From this point on I was a little bit of a hellion. Ironically, telling me that there was nothing I could do about my state caused me to feel free. I acted how I wished with no regards to how it would harm other people.
This did not last long. I turned over a new leaf within a year or so. Chances are, the birth of my sister had something to do with it.
While not about race by any means, this is where my earlier disclaimer holds some weight. This was a form of discrimination I experienced daily. It was the first, and most constant input, of me being “Other”. Later in life, when I faced discrimination by other groups, the coping mechanisms I picked up here carried over.
I understand this teaching to be a religious tenant, but looking back on it now it seems cruel to tell a child they are going to burn eternally. I understood torment as a synonym for punishment, and I understood eternal. The cause (not being baptized) and effect (being condemned to Hell) where always spoken at me, and there was never a point in which I was led to understand the why. I think this is part of why Building Bridges, especially with people “unlike” me in some fashion, is important to who I am.
I have always been a comic book fan. I always aimed to be a hero. One of the good guys. Being told on two fronts that I was inherently bad had a negative impact. I still accept, and perhaps amplify, the Bad in me even as I aim to spread Good among me and mine.
An odd thing I remembered while writing this is that I had been baptized. There was a third, non-denominational church I went to. In response to all of the “you aren’t baptized” matters, I went and did just that at the church I liked. Even still, when this was reported in my other two circles nothing changed because the ceremony had not happened inside their religious sect. This began galvanizing me to the opinions of others. It also led me to see similarities across any Great Schism.

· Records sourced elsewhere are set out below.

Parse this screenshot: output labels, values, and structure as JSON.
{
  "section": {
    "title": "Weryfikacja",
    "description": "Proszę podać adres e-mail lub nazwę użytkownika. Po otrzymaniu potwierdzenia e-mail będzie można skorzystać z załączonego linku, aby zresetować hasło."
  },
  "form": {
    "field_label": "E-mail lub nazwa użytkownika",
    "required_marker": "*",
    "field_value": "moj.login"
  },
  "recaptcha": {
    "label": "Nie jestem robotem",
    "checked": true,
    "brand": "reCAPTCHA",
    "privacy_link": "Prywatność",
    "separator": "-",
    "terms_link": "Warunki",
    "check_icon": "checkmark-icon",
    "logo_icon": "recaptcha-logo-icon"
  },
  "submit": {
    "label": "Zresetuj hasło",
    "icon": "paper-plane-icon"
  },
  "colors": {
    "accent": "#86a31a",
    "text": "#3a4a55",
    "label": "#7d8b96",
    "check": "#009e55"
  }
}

In hindsight, I am thankful to my parents. While I felt religion to be cloying at the time, and my anger hammered in a particular worldview, they themselves never forced me into anything. At this age, my peers and I were just kids. My teachers were kind to me. Dogma and strictures were harped from on high. My parents never forced me into one one belief structure or another. They let me choose. And, while I identify rather far from Christiandom, I am good by merit and deed as much as a human can be. I think this plays into why I think Choice and Free Will are important.